- **THE TASK**: Set down the records below in full, exactly as they read.

Element data from apps and pages:
[Start of Attachment]
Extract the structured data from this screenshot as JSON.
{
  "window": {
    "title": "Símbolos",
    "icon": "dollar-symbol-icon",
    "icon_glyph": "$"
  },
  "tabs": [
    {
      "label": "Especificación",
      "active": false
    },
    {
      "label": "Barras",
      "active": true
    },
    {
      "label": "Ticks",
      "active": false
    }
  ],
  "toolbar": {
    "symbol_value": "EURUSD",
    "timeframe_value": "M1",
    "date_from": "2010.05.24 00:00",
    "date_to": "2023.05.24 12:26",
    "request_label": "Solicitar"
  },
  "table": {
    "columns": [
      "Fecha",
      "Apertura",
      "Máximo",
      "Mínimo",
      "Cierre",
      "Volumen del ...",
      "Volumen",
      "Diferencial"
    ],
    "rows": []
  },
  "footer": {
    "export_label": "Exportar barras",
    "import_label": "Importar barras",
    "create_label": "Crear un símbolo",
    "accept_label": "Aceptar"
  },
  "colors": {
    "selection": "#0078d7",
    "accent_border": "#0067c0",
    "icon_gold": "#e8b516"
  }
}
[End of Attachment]
- **ANSWER FOR THIS EXERCISE**:
Extract the structured data from this screenshot as JSON.
{
  "window": {
    "title": "Símbolos",
    "icon": "dollar-symbol-icon",
    "icon_glyph": "$"
  },
  "tabs": [
    {
      "label": "Especificación",
      "active": false
    },
    {
      "label": "Barras",
      "active": true
    },
    {
      "label": "Ticks",
      "active": false
    }
  ],
  "toolbar": {
    "symbol_value": "EURUSD",
    "timeframe_value": "M1",
    "date_from": "2010.05.24 00:00",
    "date_to": "2023.05.24 12:26",
    "request_label": "Solicitar"
  },
  "table": {
    "columns": [
      "Fecha",
      "Apertura",
      "Máximo",
      "Mínimo",
      "Cierre",
      "Volumen del ...",
      "Volumen",
      "Diferencial"
    ],
    "rows": []
  },
  "footer": {
    "export_label": "Exportar barras",
    "import_label": "Importar barras",
    "create_label": "Crear un símbolo",
    "accept_label": "Aceptar"
  },
  "colors": {
    "selection": "#0078d7",
    "accent_border": "#0067c0",
    "icon_gold": "#e8b516"
  }
}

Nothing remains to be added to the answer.